**Dataset items**.
--- START ---

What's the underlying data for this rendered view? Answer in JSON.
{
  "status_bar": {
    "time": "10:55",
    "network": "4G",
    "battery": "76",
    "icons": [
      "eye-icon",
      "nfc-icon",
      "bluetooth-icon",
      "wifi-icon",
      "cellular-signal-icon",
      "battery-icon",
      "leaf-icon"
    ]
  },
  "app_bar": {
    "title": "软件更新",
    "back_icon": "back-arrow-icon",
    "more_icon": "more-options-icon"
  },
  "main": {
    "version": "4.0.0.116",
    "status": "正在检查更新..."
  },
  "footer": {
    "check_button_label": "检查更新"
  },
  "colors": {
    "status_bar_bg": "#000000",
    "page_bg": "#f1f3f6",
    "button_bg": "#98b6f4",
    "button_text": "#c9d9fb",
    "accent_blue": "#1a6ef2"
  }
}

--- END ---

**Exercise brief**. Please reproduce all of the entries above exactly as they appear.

**Response area**.
What's the underlying data for this rendered view? Answer in JSON.
{
  "status_bar": {
    "time": "10:55",
    "network": "4G",
    "battery": "76",
    "icons": [
      "eye-icon",
      "nfc-icon",
      "bluetooth-icon",
      "wifi-icon",
      "cellular-signal-icon",
      "battery-icon",
      "leaf-icon"
    ]
  },
  "app_bar": {
    "title": "软件更新",
    "back_icon": "back-arrow-icon",
    "more_icon": "more-options-icon"
  },
  "main": {
    "version": "4.0.0.116",
    "status": "正在检查更新..."
  },
  "footer": {
    "check_button_label": "检查更新"
  },
  "colors": {
    "status_bar_bg": "#000000",
    "page_bg": "#f1f3f6",
    "button_bg": "#98b6f4",
    "button_text": "#c9d9fb",
    "accent_blue": "#1a6ef2"
  }
}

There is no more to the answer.